▶ TASK DIRECTIONS
Any picture among the records should be left out, please; retype the rest exactly.

(Excerpts from a dataset)

────────

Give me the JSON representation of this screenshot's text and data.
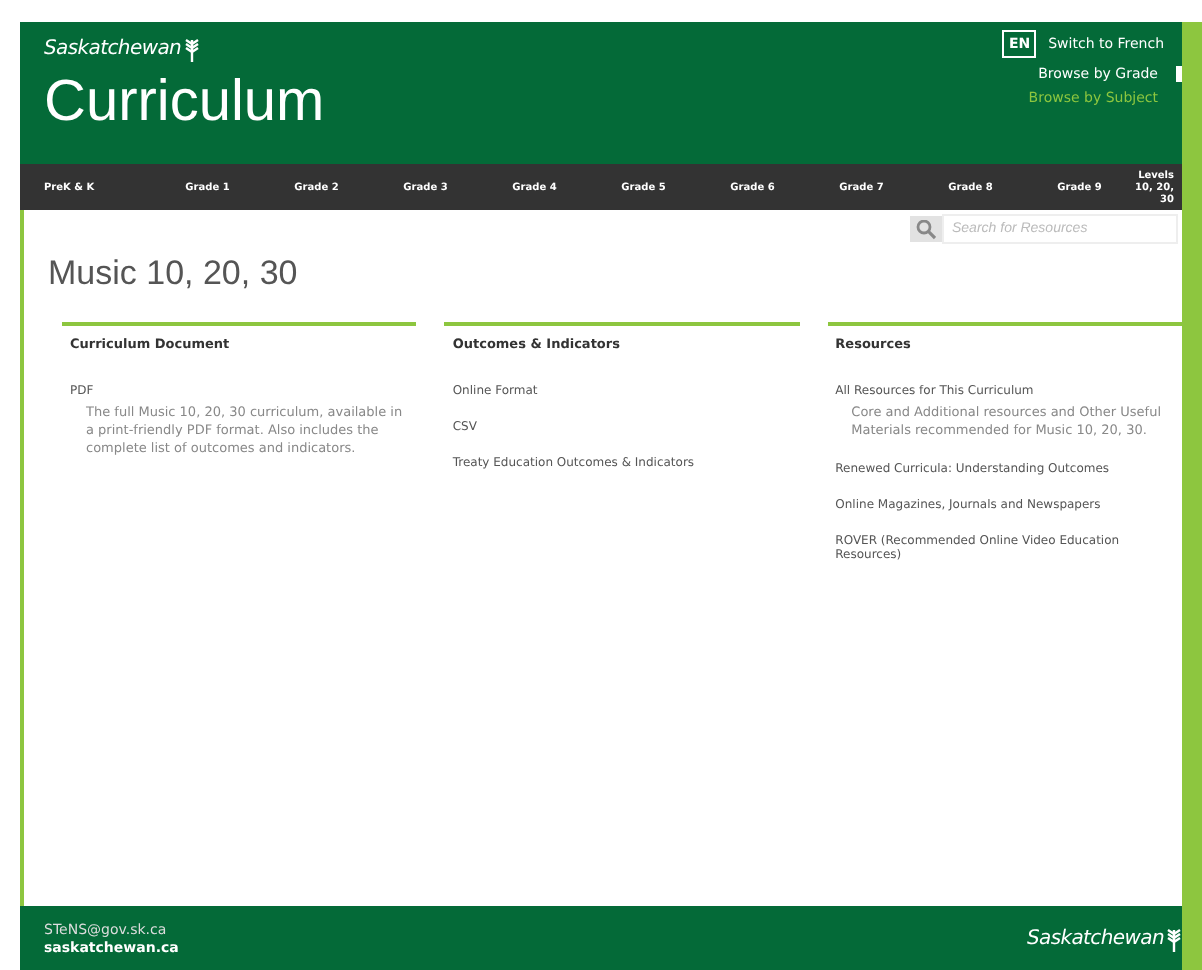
{
  "header": {
    "brand": "Saskatchewan",
    "title": "Curriculum",
    "language_badge": "EN",
    "language_link": "Switch to French",
    "browse_links": [
      {
        "label": "Browse by Grade",
        "selected": true
      },
      {
        "label": "Browse by Subject",
        "selected": false
      }
    ]
  },
  "grade_nav": [
    "PreK & K",
    "Grade 1",
    "Grade 2",
    "Grade 3",
    "Grade 4",
    "Grade 5",
    "Grade 6",
    "Grade 7",
    "Grade 8",
    "Grade 9",
    "Levels 10, 20, 30"
  ],
  "search": {
    "placeholder": "Search for Resources"
  },
  "page_title": "Music 10, 20, 30",
  "columns": [
    {
      "heading": "Curriculum Document",
      "links": [
        {
          "label": "PDF",
          "description": "The full Music 10, 20, 30 curriculum, available in a print-friendly PDF format. Also includes the complete list of outcomes and indicators."
        }
      ]
    },
    {
      "heading": "Outcomes & Indicators",
      "links": [
        {
          "label": "Online Format"
        },
        {
          "label": "CSV"
        },
        {
          "label": "Treaty Education Outcomes & Indicators"
        }
      ]
    },
    {
      "heading": "Resources",
      "links": [
        {
          "label": "All Resources for This Curriculum",
          "description": "Core and Additional resources and Other Useful Materials recommended for Music 10, 20, 30."
        },
        {
          "label": "Renewed Curricula: Understanding Outcomes"
        },
        {
          "label": "Online Magazines, Journals and Newspapers"
        },
        {
          "label": "ROVER (Recommended Online Video Education Resources)"
        }
      ]
    }
  ],
  "footer": {
    "email": "STeNS@gov.sk.ca",
    "website": "saskatchewan.ca",
    "brand": "Saskatchewan"
  }
}
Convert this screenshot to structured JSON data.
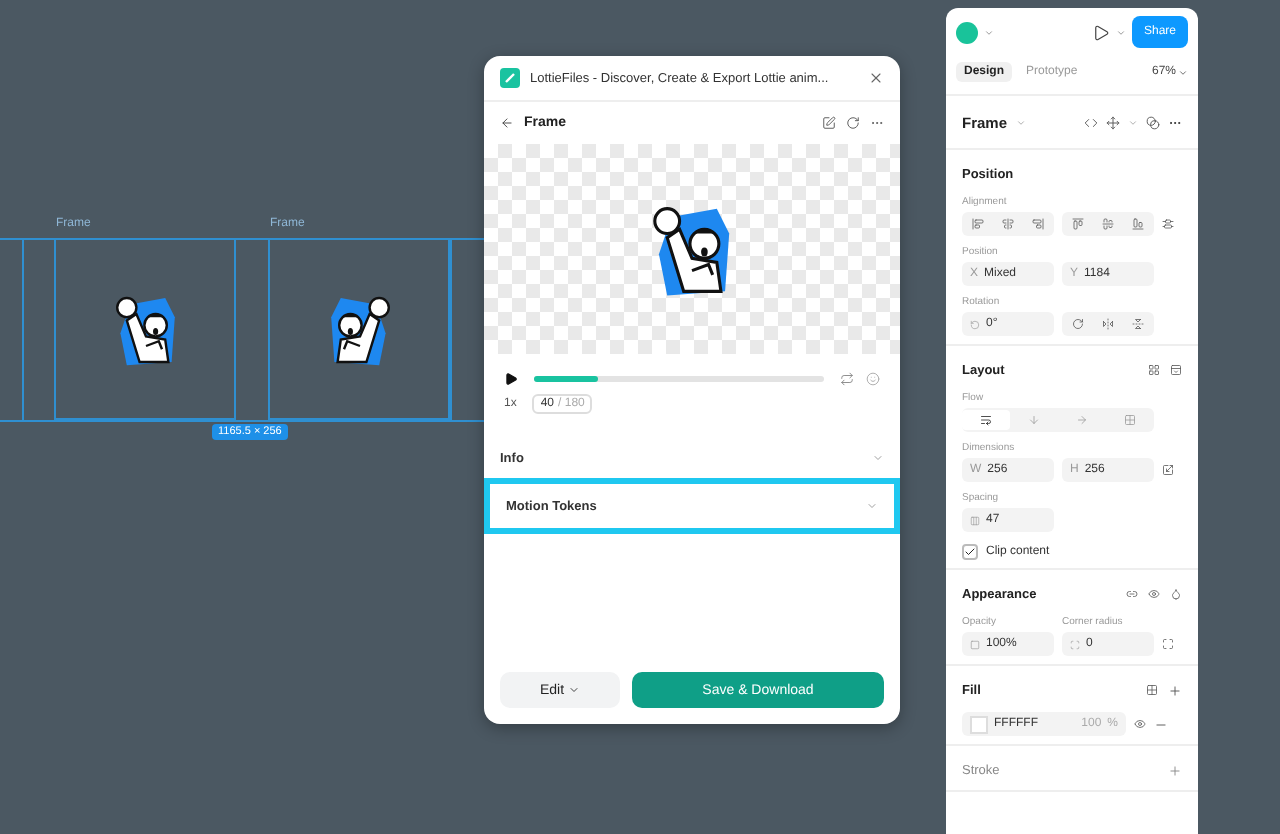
{
  "canvas": {
    "frames": [
      {
        "label": "Frame"
      },
      {
        "label": "Frame"
      }
    ],
    "size_badge": "1165.5 × 256"
  },
  "plugin": {
    "title": "LottieFiles - Discover, Create & Export Lottie anim...",
    "heading": "Frame",
    "player": {
      "playing": false,
      "level": 0.22,
      "speed": "1x",
      "frame": "40",
      "total": "/ 180"
    },
    "sections": [
      {
        "label": "Info",
        "highlighted": false
      },
      {
        "label": "Motion Tokens",
        "highlighted": true
      }
    ],
    "edit_button": "Edit",
    "save_button": "Save & Download"
  },
  "panel": {
    "share_button": "Share",
    "tabs": [
      {
        "label": "Design",
        "selected": true
      },
      {
        "label": "Prototype",
        "selected": false
      }
    ],
    "zoom": "67%",
    "layer": "Frame",
    "position": {
      "title": "Position",
      "alignment_label": "Alignment",
      "position_label": "Position",
      "x": {
        "prefix": "X",
        "value": "Mixed"
      },
      "y": {
        "prefix": "Y",
        "value": "1184"
      },
      "rotation_label": "Rotation",
      "rotation": "0°"
    },
    "layout": {
      "title": "Layout",
      "flow_label": "Flow",
      "flow": [
        {
          "selected": true
        },
        {
          "selected": false
        },
        {
          "selected": false
        },
        {
          "selected": false
        }
      ],
      "dimensions_label": "Dimensions",
      "w": {
        "prefix": "W",
        "value": "256"
      },
      "h": {
        "prefix": "H",
        "value": "256"
      },
      "spacing_label": "Spacing",
      "spacing": "47",
      "clip": {
        "label": "Clip content",
        "checked": true
      }
    },
    "appearance": {
      "title": "Appearance",
      "opacity_label": "Opacity",
      "opacity": "100%",
      "radius_label": "Corner radius",
      "radius": "0"
    },
    "fill": {
      "title": "Fill",
      "hex": "FFFFFF",
      "opacity": "100",
      "unit": "%"
    },
    "stroke": {
      "title": "Stroke"
    }
  }
}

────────

▶ ANSWER TO THIS PROBLEM
Give me the JSON representation of this screenshot's text and data.
{
  "header": {
    "brand": "Saskatchewan",
    "title": "Curriculum",
    "language_badge": "EN",
    "language_link": "Switch to French",
    "browse_links": [
      {
        "label": "Browse by Grade",
        "selected": true
      },
      {
        "label": "Browse by Subject",
        "selected": false
      }
    ]
  },
  "grade_nav": [
    "PreK & K",
    "Grade 1",
    "Grade 2",
    "Grade 3",
    "Grade 4",
    "Grade 5",
    "Grade 6",
    "Grade 7",
    "Grade 8",
    "Grade 9",
    "Levels 10, 20, 30"
  ],
  "search": {
    "placeholder": "Search for Resources"
  },
  "page_title": "Music 10, 20, 30",
  "columns": [
    {
      "heading": "Curriculum Document",
      "links": [
        {
          "label": "PDF",
          "description": "The full Music 10, 20, 30 curriculum, available in a print-friendly PDF format. Also includes the complete list of outcomes and indicators."
        }
      ]
    },
    {
      "heading": "Outcomes & Indicators",
      "links": [
        {
          "label": "Online Format"
        },
        {
          "label": "CSV"
        },
        {
          "label": "Treaty Education Outcomes & Indicators"
        }
      ]
    },
    {
      "heading": "Resources",
      "links": [
        {
          "label": "All Resources for This Curriculum",
          "description": "Core and Additional resources and Other Useful Materials recommended for Music 10, 20, 30."
        },
        {
          "label": "Renewed Curricula: Understanding Outcomes"
        },
        {
          "label": "Online Magazines, Journals and Newspapers"
        },
        {
          "label": "ROVER (Recommended Online Video Education Resources)"
        }
      ]
    }
  ],
  "footer": {
    "email": "STeNS@gov.sk.ca",
    "website": "saskatchewan.ca",
    "brand": "Saskatchewan"
  }
}
Convert this screenshot to structured JSON data.
{
  "canvas": {
    "frames": [
      {
        "label": "Frame"
      },
      {
        "label": "Frame"
      }
    ],
    "size_badge": "1165.5 × 256"
  },
  "plugin": {
    "title": "LottieFiles - Discover, Create & Export Lottie anim...",
    "heading": "Frame",
    "player": {
      "playing": false,
      "level": 0.22,
      "speed": "1x",
      "frame": "40",
      "total": "/ 180"
    },
    "sections": [
      {
        "label": "Info",
        "highlighted": false
      },
      {
        "label": "Motion Tokens",
        "highlighted": true
      }
    ],
    "edit_button": "Edit",
    "save_button": "Save & Download"
  },
  "panel": {
    "share_button": "Share",
    "tabs": [
      {
        "label": "Design",
        "selected": true
      },
      {
        "label": "Prototype",
        "selected": false
      }
    ],
    "zoom": "67%",
    "layer": "Frame",
    "position": {
      "title": "Position",
      "alignment_label": "Alignment",
      "position_label": "Position",
      "x": {
        "prefix": "X",
        "value": "Mixed"
      },
      "y": {
        "prefix": "Y",
        "value": "1184"
      },
      "rotation_label": "Rotation",
      "rotation": "0°"
    },
    "layout": {
      "title": "Layout",
      "flow_label": "Flow",
      "flow": [
        {
          "selected": true
        },
        {
          "selected": false
        },
        {
          "selected": false
        },
        {
          "selected": false
        }
      ],
      "dimensions_label": "Dimensions",
      "w": {
        "prefix": "W",
        "value": "256"
      },
      "h": {
        "prefix": "H",
        "value": "256"
      },
      "spacing_label": "Spacing",
      "spacing": "47",
      "clip": {
        "label": "Clip content",
        "checked": true
      }
    },
    "appearance": {
      "title": "Appearance",
      "opacity_label": "Opacity",
      "opacity": "100%",
      "radius_label": "Corner radius",
      "radius": "0"
    },
    "fill": {
      "title": "Fill",
      "hex": "FFFFFF",
      "opacity": "100",
      "unit": "%"
    },
    "stroke": {
      "title": "Stroke"
    }
  }
}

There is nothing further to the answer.